Bring together copies of the lines in the data below that contain the word "cupp".

____ Data for processing

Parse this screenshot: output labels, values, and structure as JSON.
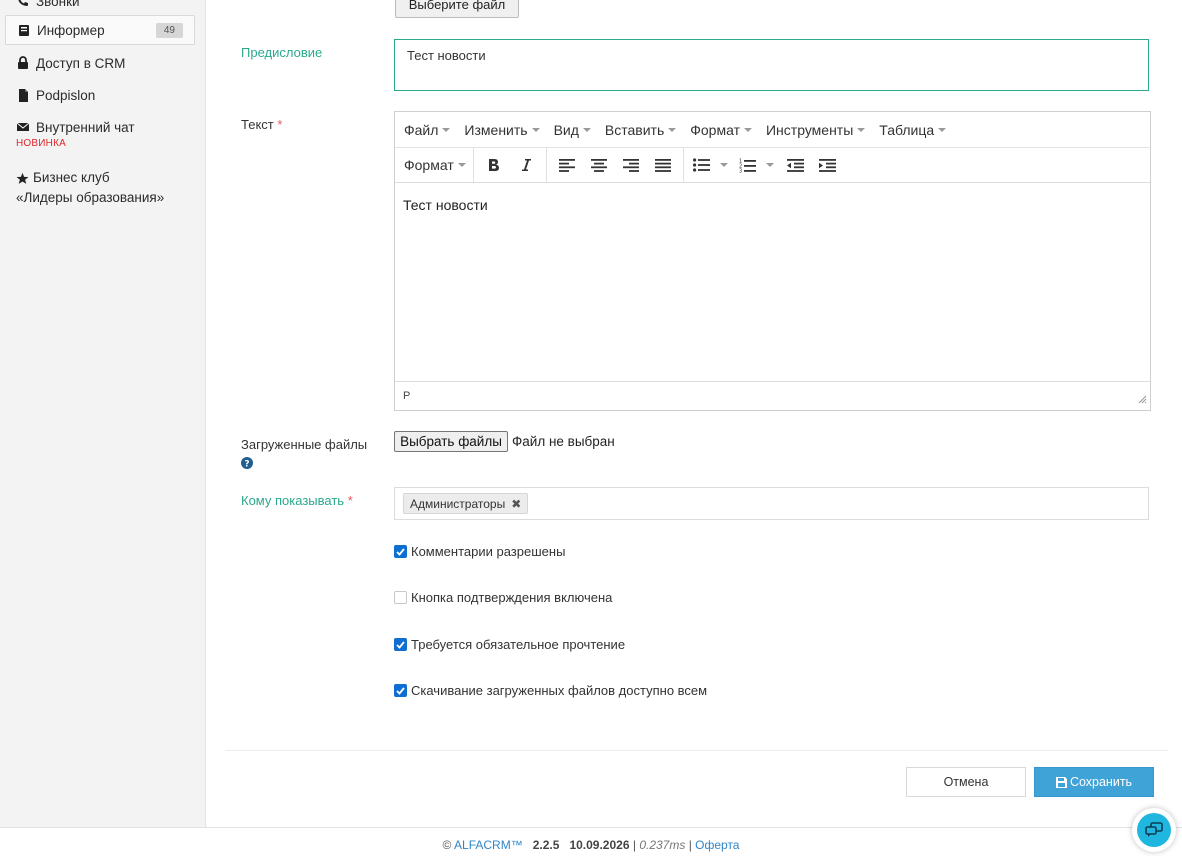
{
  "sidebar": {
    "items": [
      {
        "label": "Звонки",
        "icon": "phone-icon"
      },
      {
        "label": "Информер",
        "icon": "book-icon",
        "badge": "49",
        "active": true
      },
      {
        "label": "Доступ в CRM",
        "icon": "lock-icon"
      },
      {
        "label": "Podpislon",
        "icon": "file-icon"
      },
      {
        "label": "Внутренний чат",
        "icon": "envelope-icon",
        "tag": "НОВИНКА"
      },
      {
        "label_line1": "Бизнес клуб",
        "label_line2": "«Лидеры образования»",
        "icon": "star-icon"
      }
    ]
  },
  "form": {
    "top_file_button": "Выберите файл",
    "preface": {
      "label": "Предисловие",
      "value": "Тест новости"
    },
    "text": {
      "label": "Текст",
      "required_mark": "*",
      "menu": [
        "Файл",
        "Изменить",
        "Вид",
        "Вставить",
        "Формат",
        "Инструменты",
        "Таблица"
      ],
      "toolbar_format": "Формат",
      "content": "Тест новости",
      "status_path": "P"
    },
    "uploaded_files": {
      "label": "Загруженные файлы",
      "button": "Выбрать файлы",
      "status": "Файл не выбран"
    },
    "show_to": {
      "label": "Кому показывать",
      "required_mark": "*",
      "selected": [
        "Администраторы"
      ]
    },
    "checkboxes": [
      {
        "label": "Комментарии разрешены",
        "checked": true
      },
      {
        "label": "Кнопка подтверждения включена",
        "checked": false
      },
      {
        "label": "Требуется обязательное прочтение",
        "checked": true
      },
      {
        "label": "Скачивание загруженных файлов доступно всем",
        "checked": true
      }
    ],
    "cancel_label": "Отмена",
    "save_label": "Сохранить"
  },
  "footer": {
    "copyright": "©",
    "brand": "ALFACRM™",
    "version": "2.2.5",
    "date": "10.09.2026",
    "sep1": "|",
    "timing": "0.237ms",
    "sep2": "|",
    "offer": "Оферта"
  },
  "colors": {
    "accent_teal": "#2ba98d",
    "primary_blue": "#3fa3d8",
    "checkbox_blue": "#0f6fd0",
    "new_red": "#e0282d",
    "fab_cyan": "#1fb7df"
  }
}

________
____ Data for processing

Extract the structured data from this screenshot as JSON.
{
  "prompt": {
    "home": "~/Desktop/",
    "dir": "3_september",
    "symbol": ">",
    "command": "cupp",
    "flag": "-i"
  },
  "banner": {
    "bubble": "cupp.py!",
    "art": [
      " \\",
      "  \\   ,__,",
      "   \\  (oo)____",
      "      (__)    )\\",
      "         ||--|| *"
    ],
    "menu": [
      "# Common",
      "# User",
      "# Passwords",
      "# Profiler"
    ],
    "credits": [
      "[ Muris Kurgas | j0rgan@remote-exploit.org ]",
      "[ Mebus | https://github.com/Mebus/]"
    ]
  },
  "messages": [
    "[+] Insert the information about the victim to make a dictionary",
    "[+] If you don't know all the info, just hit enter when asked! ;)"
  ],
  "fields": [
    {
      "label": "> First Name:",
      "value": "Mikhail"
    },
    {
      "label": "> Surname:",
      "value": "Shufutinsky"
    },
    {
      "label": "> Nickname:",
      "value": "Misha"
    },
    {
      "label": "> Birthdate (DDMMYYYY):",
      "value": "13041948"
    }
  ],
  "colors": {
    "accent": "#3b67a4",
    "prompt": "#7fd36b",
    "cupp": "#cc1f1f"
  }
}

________

→ **Written solution**:
    "command": "cupp",
    "bubble": "cupp.py!",
    "cupp": "#cc1f1f"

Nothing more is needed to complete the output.